Goodwyn was the modern-day guru of American Populism. He'd been on the front lines of both progressive academics and activism for more than six decades, blending his work as a renowned scholar of the 19th century Populist movement with his own practice of populism as a strategist and foot soldier in the civil rights, labor, and other grassroots social movements of his time. In 1976, he literally rewrote the textbooks with his path-changing work, Democratic Promise: The Populist Moment In American History. This penetrating volume thoroughly debunked the ivory tower historians of the establishment who had condescendingly dismissed the Populists of the late 1800s as nothing but a bumbling bunch of demagogic, racist rubes in southern backwaters.
Au contraire, as we Texans say. Professor Goodwyn showed that the populist revolt against the unbridled greed of the robber baron era was a highly sophisticated mass movement. It gave downtrodden millions a voice and an empowering sense of themselves as democratic citizens. Through the movement's cooperative structure, grassroots people--who'd been isolated from each other, were mostly impoverished, and were often illiterate--learned how to address their own conditions and created new ways to work together to achieve their aspirations. Radically progressive, the movement included both African-Americans and urban unionists in its ranks and leadership, and it aimed for major structural changes to democratize the economic and political systems. Populism surged across the country into 43 states, from California to New York.
Historian Wesley Hogan, a former student of Larry's, notes that Democratic Promise elevated the historical significance of common "farmers, steel workers, day laborers, and sharecroppers," showing how they had "found stunning new ways to act democratically." Goodwyn, she added, "made this history vivid and touchable. He encouraged us to dream democracy anew."
At Larry's memorial, optimism about the prospects of that dream was sparking across the room, prompting an un-funereal glee. The informal conversations among us Goodwynistas were about the encouraging signs we're now seeing of a Populist renewal percolating up from America's grassroots. The renewal is as yet more a series of sustained actions than a movement. But all of those people-fired actions are in rebellion against various forms of corporate imperiousness from fracking to the imposition of a poverty-wage ethic in our rich land, and all are being joined by large numbers of people who've not previously been politically active nor counted as progressive.
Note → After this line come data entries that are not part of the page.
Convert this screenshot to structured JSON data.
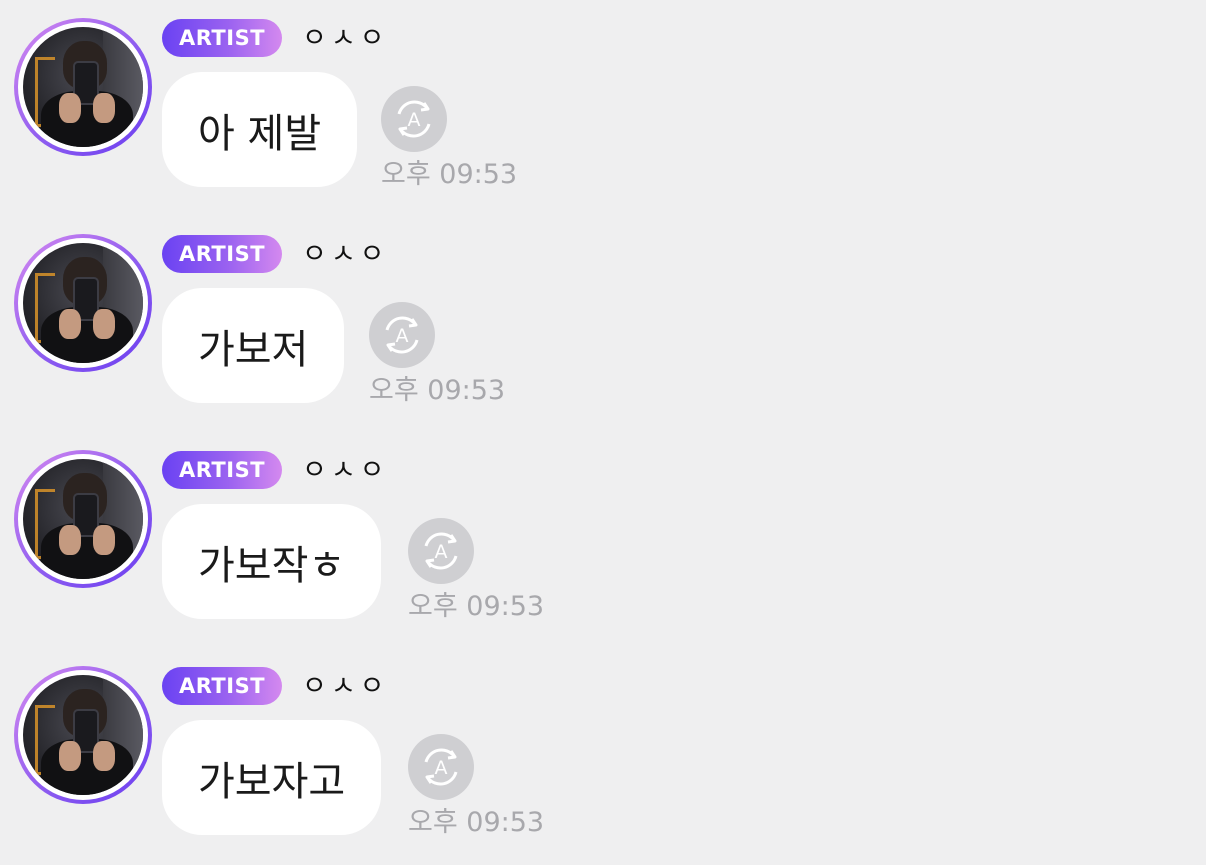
{
  "messages": [
    {
      "badge": "ARTIST",
      "name": "ㅇㅅㅇ",
      "text": "아 제발",
      "time": "오후 09:53",
      "avatar_icon": "profile-photo",
      "translate_icon": "translate-icon"
    },
    {
      "badge": "ARTIST",
      "name": "ㅇㅅㅇ",
      "text": "가보저",
      "time": "오후 09:53",
      "avatar_icon": "profile-photo",
      "translate_icon": "translate-icon"
    },
    {
      "badge": "ARTIST",
      "name": "ㅇㅅㅇ",
      "text": "가보작ㅎ",
      "time": "오후 09:53",
      "avatar_icon": "profile-photo",
      "translate_icon": "translate-icon"
    },
    {
      "badge": "ARTIST",
      "name": "ㅇㅅㅇ",
      "text": "가보자고",
      "time": "오후 09:53",
      "avatar_icon": "profile-photo",
      "translate_icon": "translate-icon"
    }
  ],
  "colors": {
    "background": "#efeff0",
    "badge_start": "#6a42f2",
    "badge_end": "#d489ef",
    "bubble": "#ffffff",
    "time": "#a8a8ac",
    "translate_button": "#cfcfd2"
  }
}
Yes, Larry Goodwyn has died, but the democratic possibilities that were his life's work suddenly seem more within America's reach today than we could have imagined ten or even five years ago.
At the close of my remembrance of Goodwyn, I usurped an advertising slogan that a local moving company was using when I first migrated to Austin, Texas, in 1976. The company was just a little outfit consisting of one truck and two burly guys whose names, as I recall, were something like Skeeter and Booger. But their slogan expressed a big, positive, populistic outlook: "If we can get it loose," they asserted, "we can move it."
That not only fit Larry's decades-long effort to free the true meaning of American Populism from the historical dustbin, but it's also apt for the promising emergence of a new Populist moment in our history.